Segment Start: Data
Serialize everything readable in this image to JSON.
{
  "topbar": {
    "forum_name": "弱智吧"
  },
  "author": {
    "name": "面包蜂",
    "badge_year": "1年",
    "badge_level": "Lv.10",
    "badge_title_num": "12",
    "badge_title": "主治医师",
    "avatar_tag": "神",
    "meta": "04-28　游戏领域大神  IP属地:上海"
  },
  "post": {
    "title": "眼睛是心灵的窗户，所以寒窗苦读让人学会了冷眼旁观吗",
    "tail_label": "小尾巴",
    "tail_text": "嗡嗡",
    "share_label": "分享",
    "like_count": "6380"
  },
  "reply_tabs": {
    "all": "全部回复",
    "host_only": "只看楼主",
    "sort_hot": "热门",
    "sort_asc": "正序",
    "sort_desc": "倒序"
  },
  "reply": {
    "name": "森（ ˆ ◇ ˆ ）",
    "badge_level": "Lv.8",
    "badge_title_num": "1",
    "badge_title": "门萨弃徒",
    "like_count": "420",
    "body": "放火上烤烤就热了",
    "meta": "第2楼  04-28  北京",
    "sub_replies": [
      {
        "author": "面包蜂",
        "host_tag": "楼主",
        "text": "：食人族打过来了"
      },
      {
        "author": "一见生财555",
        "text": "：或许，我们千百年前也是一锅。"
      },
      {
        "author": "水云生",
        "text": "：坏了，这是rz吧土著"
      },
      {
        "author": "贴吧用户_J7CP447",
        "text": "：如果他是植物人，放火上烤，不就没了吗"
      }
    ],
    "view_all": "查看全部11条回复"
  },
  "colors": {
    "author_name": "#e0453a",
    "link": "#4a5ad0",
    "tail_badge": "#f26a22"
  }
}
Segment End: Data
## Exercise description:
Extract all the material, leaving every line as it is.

## Output for this exercise:
Serialize everything readable in this image to JSON.
{
  "topbar": {
    "forum_name": "弱智吧"
  },
  "author": {
    "name": "面包蜂",
    "badge_year": "1年",
    "badge_level": "Lv.10",
    "badge_title_num": "12",
    "badge_title": "主治医师",
    "avatar_tag": "神",
    "meta": "04-28　游戏领域大神  IP属地:上海"
  },
  "post": {
    "title": "眼睛是心灵的窗户，所以寒窗苦读让人学会了冷眼旁观吗",
    "tail_label": "小尾巴",
    "tail_text": "嗡嗡",
    "share_label": "分享",
    "like_count": "6380"
  },
  "reply_tabs": {
    "all": "全部回复",
    "host_only": "只看楼主",
    "sort_hot": "热门",
    "sort_asc": "正序",
    "sort_desc": "倒序"
  },
  "reply": {
    "name": "森（ ˆ ◇ ˆ ）",
    "badge_level": "Lv.8",
    "badge_title_num": "1",
    "badge_title": "门萨弃徒",
    "like_count": "420",
    "body": "放火上烤烤就热了",
    "meta": "第2楼  04-28  北京",
    "sub_replies": [
      {
        "author": "面包蜂",
        "host_tag": "楼主",
        "text": "：食人族打过来了"
      },
      {
        "author": "一见生财555",
        "text": "：或许，我们千百年前也是一锅。"
      },
      {
        "author": "水云生",
        "text": "：坏了，这是rz吧土著"
      },
      {
        "author": "贴吧用户_J7CP447",
        "text": "：如果他是植物人，放火上烤，不就没了吗"
      }
    ],
    "view_all": "查看全部11条回复"
  },
  "colors": {
    "author_name": "#e0453a",
    "link": "#4a5ad0",
    "tail_badge": "#f26a22"
  }
}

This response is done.